The national children’s charity, the NSPCC, which runs the anonymous helpline, said it had referred 34 cases to the police since going live less than three months ago.
The government says around 24,000 girls living in Britain may be at risk of FGM - a ritual practised by some ethnic communities in which the external genitalia are partly or totally removed. In its most extreme form the vaginal opening is also sewn up. It’s a practice which causes serious physical and psychological harm.
John Cameron, head of the helpline, said it had already received more than 90 calls – more than anticipated. Some were from members of communities practising FGM who were concerned about girls they thought were at risk. Others were general inquiries about FGM.
London’s Metropolitan Police said it had closed investigations relating to the 11 NSPCC referrals it had received, but it hailed the helpline as a crucial new channel for information.
It said everyone should understand that FGM is child abuse and appealed for health workers, teachers and social workers to help identify girls at risk.
Details of the referrals emerged at a meeting of police, lawyers, ministers, health workers and others to discuss an initiative launched by chief prosecutor Keir Starmer a year ago to tackle Britain’s failure to bring a single FGM case to trial.
One problem for police is that girls are highly unlikely to report their parents for FGM - an offence which carries a maximum 14-year prison sentence. Nor would the girls want to give evidence against them in court.
FGM is also shrouded in secrecy and people have been threatened with violence if they speak out. Prosecutors said they had to close one case because the girl had refused to testify. Compelling her to give evidence could have placed her at risk.
Police said they were concentrating efforts on targeting cutters – the people who perform FGM – and those who make arrangements for girls to be cut, whether in Britain or abroad.
They revealed they had recently mounted two covert operations in London. Neither led to arrests, but police said they had created a blueprint for future operations.
“Every single lawful covert tactical surveillance operation is definitely on the table,” Detective Chief Superintendent Gerry Campbell said. “All we need is one lucky golden nugget of intelligence that will take us to a cutter.”
"A MATTER OF TIME"
Police said they had received just 186 referrals mentioning FGM in the London area since 2009. Yet the NSPCC says more than 70 victims of FGM are seen every month by specialist clinics in England.
Starmer said there had been significant progress in the last year. “We have moved from a position of asking whether there will be a prosecution to when there will be a prosecution. It is now a matter of time,” he told Thomson Reuters Foundation.
Prosecutors said they had examined four new cases – three of them could not go to trial but one is still open. They are also re-examining four old cases.
Asked if he was disappointed there had been no prosecution yet, Starmer said: “I’m really pleased with the progress.
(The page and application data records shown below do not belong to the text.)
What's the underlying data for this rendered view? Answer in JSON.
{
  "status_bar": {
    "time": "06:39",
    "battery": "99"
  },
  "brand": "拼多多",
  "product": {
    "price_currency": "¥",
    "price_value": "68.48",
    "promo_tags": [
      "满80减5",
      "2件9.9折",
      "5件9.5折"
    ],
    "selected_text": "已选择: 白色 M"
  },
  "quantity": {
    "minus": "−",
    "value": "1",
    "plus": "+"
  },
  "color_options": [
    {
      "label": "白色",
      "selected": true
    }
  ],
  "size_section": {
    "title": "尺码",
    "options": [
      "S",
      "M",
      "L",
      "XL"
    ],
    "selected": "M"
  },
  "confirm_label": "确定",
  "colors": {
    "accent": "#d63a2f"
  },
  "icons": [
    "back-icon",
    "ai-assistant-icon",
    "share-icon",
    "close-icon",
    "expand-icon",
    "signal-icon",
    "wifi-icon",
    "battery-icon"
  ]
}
I think we’ve put ourselves in a significantly different position. There never was a target to bring a prosecution within a certain period of time. We can only act on the information.”
Starmer said a prosecution would send "a very powerful message that this is a crime that is very serious, and that can and will be prosecuted where there is sufficient evidence".
But a senior midwife warned that families who practise FGM were "one step ahead". She said some parents were getting their children cut as babies. This reduces the risk of detection or their daughter being able to give evidence.
She also said maternity wards were seeing pregnant women who had been sewn up again after previously giving birth.
The NSPCC’s 24-hour helpline is on 0800 028 3550 and at email@example.com